* Work to complete: The result should be all the records, exact and complete, without a single picture.

* Recorded data:
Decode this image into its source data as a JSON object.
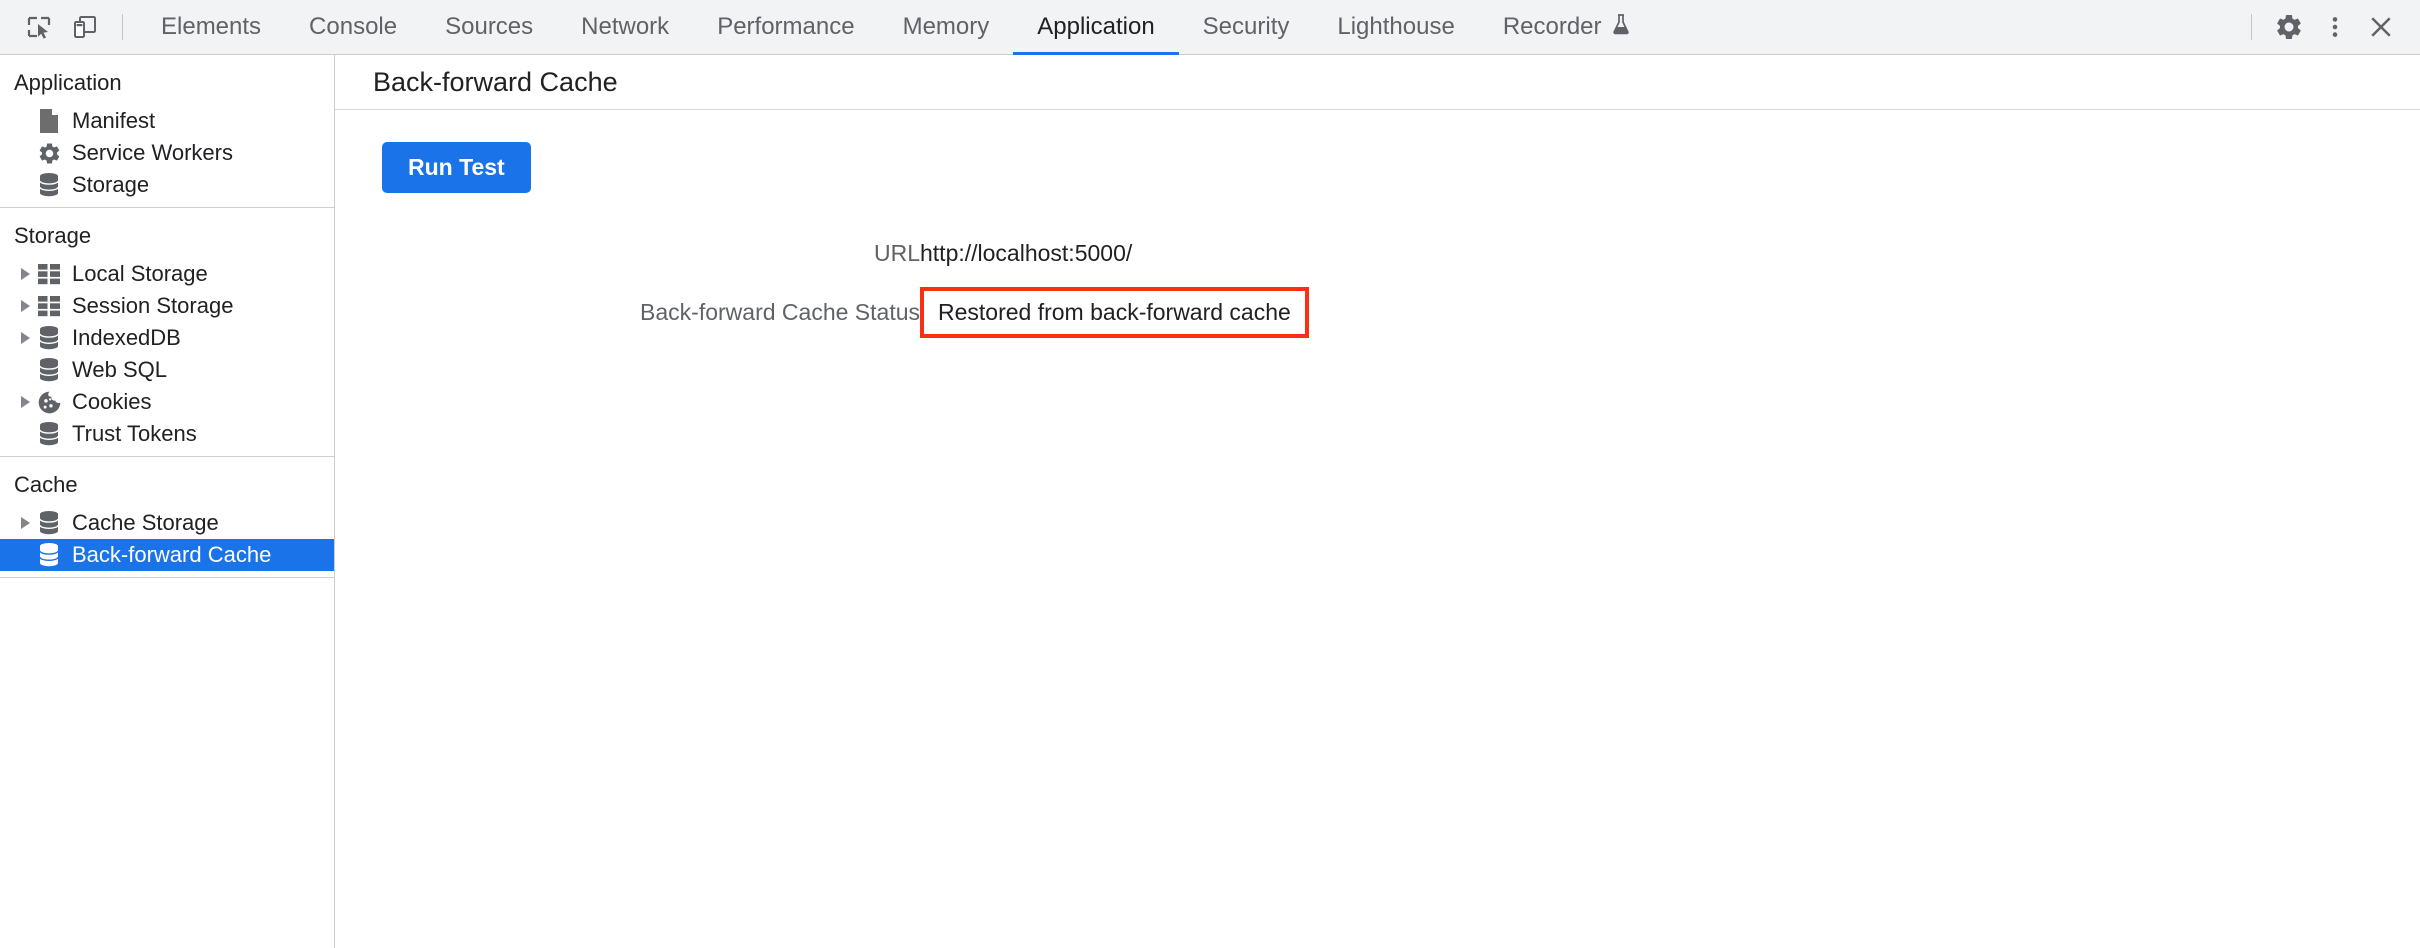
{
  "toolbar": {
    "icons": [
      {
        "name": "inspect-element-icon",
        "title": "Inspect element"
      },
      {
        "name": "device-toolbar-icon",
        "title": "Toggle device toolbar"
      }
    ],
    "tabs": [
      {
        "label": "Elements",
        "active": false
      },
      {
        "label": "Console",
        "active": false
      },
      {
        "label": "Sources",
        "active": false
      },
      {
        "label": "Network",
        "active": false
      },
      {
        "label": "Performance",
        "active": false
      },
      {
        "label": "Memory",
        "active": false
      },
      {
        "label": "Application",
        "active": true
      },
      {
        "label": "Security",
        "active": false
      },
      {
        "label": "Lighthouse",
        "active": false
      },
      {
        "label": "Recorder",
        "active": false,
        "badge_icon": "experiment-flask-icon"
      }
    ],
    "actions": [
      {
        "name": "settings-gear-icon",
        "label": "Settings"
      },
      {
        "name": "more-options-icon",
        "label": "More options"
      },
      {
        "name": "close-devtools-icon",
        "label": "Close"
      }
    ]
  },
  "sidebar": {
    "sections": [
      {
        "title": "Application",
        "items": [
          {
            "label": "Manifest",
            "icon": "manifest-document-icon",
            "expandable": false,
            "selected": false
          },
          {
            "label": "Service Workers",
            "icon": "gear-icon",
            "expandable": false,
            "selected": false
          },
          {
            "label": "Storage",
            "icon": "database-icon",
            "expandable": false,
            "selected": false
          }
        ]
      },
      {
        "title": "Storage",
        "items": [
          {
            "label": "Local Storage",
            "icon": "table-grid-icon",
            "expandable": true,
            "selected": false
          },
          {
            "label": "Session Storage",
            "icon": "table-grid-icon",
            "expandable": true,
            "selected": false
          },
          {
            "label": "IndexedDB",
            "icon": "database-icon",
            "expandable": true,
            "selected": false
          },
          {
            "label": "Web SQL",
            "icon": "database-icon",
            "expandable": false,
            "selected": false
          },
          {
            "label": "Cookies",
            "icon": "cookie-icon",
            "expandable": true,
            "selected": false
          },
          {
            "label": "Trust Tokens",
            "icon": "database-icon",
            "expandable": false,
            "selected": false
          }
        ]
      },
      {
        "title": "Cache",
        "items": [
          {
            "label": "Cache Storage",
            "icon": "database-icon",
            "expandable": true,
            "selected": false
          },
          {
            "label": "Back-forward Cache",
            "icon": "database-icon",
            "expandable": false,
            "selected": true
          }
        ]
      }
    ]
  },
  "main": {
    "title": "Back-forward Cache",
    "run_test_label": "Run Test",
    "report": {
      "url_key": "URL",
      "url_value": "http://localhost:5000/",
      "status_key": "Back-forward Cache Status",
      "status_value": "Restored from back-forward cache"
    }
  },
  "colors": {
    "accent_blue": "#1a73e8",
    "toolbar_bg": "#f1f3f4",
    "highlight_red": "#fa2f14",
    "icon_gray": "#5f6368",
    "text_primary": "#202124",
    "text_secondary": "#5f6368"
  }
}
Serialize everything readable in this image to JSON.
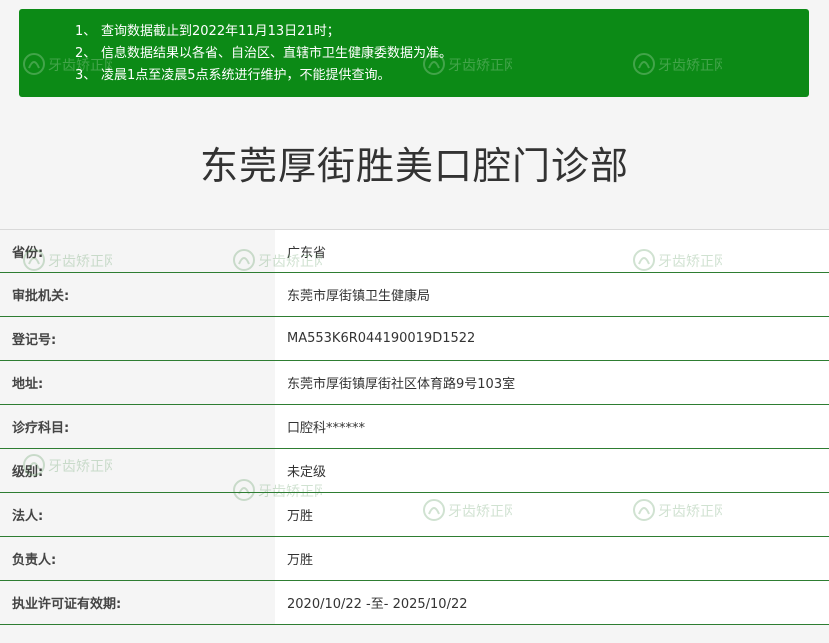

* Answer section:
Decode this image into its source data as a JSON object.
{
  "toolbar": {
    "icons": [
      {
        "name": "inspect-element-icon",
        "title": "Inspect element"
      },
      {
        "name": "device-toolbar-icon",
        "title": "Toggle device toolbar"
      }
    ],
    "tabs": [
      {
        "label": "Elements",
        "active": false
      },
      {
        "label": "Console",
        "active": false
      },
      {
        "label": "Sources",
        "active": false
      },
      {
        "label": "Network",
        "active": false
      },
      {
        "label": "Performance",
        "active": false
      },
      {
        "label": "Memory",
        "active": false
      },
      {
        "label": "Application",
        "active": true
      },
      {
        "label": "Security",
        "active": false
      },
      {
        "label": "Lighthouse",
        "active": false
      },
      {
        "label": "Recorder",
        "active": false,
        "badge_icon": "experiment-flask-icon"
      }
    ],
    "actions": [
      {
        "name": "settings-gear-icon",
        "label": "Settings"
      },
      {
        "name": "more-options-icon",
        "label": "More options"
      },
      {
        "name": "close-devtools-icon",
        "label": "Close"
      }
    ]
  },
  "sidebar": {
    "sections": [
      {
        "title": "Application",
        "items": [
          {
            "label": "Manifest",
            "icon": "manifest-document-icon",
            "expandable": false,
            "selected": false
          },
          {
            "label": "Service Workers",
            "icon": "gear-icon",
            "expandable": false,
            "selected": false
          },
          {
            "label": "Storage",
            "icon": "database-icon",
            "expandable": false,
            "selected": false
          }
        ]
      },
      {
        "title": "Storage",
        "items": [
          {
            "label": "Local Storage",
            "icon": "table-grid-icon",
            "expandable": true,
            "selected": false
          },
          {
            "label": "Session Storage",
            "icon": "table-grid-icon",
            "expandable": true,
            "selected": false
          },
          {
            "label": "IndexedDB",
            "icon": "database-icon",
            "expandable": true,
            "selected": false
          },
          {
            "label": "Web SQL",
            "icon": "database-icon",
            "expandable": false,
            "selected": false
          },
          {
            "label": "Cookies",
            "icon": "cookie-icon",
            "expandable": true,
            "selected": false
          },
          {
            "label": "Trust Tokens",
            "icon": "database-icon",
            "expandable": false,
            "selected": false
          }
        ]
      },
      {
        "title": "Cache",
        "items": [
          {
            "label": "Cache Storage",
            "icon": "database-icon",
            "expandable": true,
            "selected": false
          },
          {
            "label": "Back-forward Cache",
            "icon": "database-icon",
            "expandable": false,
            "selected": true
          }
        ]
      }
    ]
  },
  "main": {
    "title": "Back-forward Cache",
    "run_test_label": "Run Test",
    "report": {
      "url_key": "URL",
      "url_value": "http://localhost:5000/",
      "status_key": "Back-forward Cache Status",
      "status_value": "Restored from back-forward cache"
    }
  },
  "colors": {
    "accent_blue": "#1a73e8",
    "toolbar_bg": "#f1f3f4",
    "highlight_red": "#fa2f14",
    "icon_gray": "#5f6368",
    "text_primary": "#202124",
    "text_secondary": "#5f6368"
  }
}
Serialize everything readable in this image to JSON.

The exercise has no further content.